Dataset records: Begin

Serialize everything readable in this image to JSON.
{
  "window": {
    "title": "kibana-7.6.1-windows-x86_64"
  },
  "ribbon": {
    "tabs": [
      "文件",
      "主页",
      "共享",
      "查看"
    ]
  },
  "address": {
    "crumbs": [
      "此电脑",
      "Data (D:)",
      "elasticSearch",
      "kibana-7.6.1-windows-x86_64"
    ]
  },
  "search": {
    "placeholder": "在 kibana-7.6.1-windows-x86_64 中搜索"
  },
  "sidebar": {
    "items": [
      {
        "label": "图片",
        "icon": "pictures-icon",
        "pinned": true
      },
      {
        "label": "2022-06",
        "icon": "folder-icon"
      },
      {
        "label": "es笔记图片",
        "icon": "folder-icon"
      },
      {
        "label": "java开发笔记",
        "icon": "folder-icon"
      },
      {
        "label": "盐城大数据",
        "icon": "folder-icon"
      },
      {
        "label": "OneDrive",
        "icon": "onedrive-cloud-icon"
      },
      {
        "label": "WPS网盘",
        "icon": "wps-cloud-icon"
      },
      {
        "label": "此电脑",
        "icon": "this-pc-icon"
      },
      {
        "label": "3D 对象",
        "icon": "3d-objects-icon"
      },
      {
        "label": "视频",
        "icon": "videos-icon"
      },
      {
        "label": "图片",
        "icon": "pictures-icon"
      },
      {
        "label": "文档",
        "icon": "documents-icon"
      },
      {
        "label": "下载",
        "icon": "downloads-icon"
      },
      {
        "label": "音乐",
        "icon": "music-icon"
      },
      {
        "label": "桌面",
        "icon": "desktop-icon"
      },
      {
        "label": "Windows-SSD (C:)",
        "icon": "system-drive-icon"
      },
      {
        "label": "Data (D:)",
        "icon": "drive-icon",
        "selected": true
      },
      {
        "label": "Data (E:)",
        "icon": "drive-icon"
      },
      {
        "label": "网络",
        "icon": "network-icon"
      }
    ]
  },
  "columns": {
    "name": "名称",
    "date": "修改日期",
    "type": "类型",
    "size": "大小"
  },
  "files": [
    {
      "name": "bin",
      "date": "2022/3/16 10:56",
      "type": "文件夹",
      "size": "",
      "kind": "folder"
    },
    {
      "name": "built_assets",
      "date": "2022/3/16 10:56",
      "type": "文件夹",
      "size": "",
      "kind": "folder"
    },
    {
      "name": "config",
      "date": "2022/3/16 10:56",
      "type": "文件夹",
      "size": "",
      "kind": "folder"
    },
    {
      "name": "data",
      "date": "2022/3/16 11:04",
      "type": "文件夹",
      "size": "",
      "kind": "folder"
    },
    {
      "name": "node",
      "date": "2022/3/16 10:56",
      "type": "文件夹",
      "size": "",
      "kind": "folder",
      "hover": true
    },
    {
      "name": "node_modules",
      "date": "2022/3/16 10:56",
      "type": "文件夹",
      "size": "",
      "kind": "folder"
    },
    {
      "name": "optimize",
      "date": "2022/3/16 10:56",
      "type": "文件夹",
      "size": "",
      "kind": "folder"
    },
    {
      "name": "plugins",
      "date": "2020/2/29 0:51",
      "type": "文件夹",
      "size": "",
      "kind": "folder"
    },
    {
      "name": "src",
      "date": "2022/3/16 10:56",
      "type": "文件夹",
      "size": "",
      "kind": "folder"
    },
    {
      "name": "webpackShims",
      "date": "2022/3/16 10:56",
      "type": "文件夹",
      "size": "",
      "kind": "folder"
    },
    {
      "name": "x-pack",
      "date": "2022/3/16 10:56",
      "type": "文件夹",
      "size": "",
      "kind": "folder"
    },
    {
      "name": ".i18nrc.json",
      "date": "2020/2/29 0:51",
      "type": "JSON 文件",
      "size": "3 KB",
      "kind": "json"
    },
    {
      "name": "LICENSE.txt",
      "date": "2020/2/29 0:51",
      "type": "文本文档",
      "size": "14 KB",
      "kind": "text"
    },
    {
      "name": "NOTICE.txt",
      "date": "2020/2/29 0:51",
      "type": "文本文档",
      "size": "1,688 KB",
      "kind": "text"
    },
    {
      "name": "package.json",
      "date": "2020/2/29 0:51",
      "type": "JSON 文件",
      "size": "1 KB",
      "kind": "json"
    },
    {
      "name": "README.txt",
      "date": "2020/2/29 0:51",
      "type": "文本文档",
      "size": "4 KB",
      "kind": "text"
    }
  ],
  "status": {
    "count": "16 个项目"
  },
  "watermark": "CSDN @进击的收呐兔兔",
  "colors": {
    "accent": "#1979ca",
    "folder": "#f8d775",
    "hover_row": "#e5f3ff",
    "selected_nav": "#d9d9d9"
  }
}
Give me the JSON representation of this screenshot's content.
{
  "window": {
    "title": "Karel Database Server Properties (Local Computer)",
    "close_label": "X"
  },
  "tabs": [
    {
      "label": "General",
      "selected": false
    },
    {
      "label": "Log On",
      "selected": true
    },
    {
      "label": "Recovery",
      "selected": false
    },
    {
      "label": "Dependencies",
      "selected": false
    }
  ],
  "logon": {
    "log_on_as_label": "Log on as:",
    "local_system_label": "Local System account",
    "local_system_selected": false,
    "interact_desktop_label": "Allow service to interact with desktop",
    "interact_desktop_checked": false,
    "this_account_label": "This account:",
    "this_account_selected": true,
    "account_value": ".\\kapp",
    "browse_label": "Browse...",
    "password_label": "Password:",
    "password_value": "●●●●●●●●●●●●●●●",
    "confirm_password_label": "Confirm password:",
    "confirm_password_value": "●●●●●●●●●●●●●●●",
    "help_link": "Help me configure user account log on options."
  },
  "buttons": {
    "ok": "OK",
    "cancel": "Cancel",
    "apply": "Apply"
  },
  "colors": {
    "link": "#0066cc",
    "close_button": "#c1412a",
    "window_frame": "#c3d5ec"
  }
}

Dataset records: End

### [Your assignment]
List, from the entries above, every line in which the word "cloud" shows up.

### [Answer to this problem]
        "icon": "onedrive-cloud-icon"
        "icon": "wps-cloud-icon"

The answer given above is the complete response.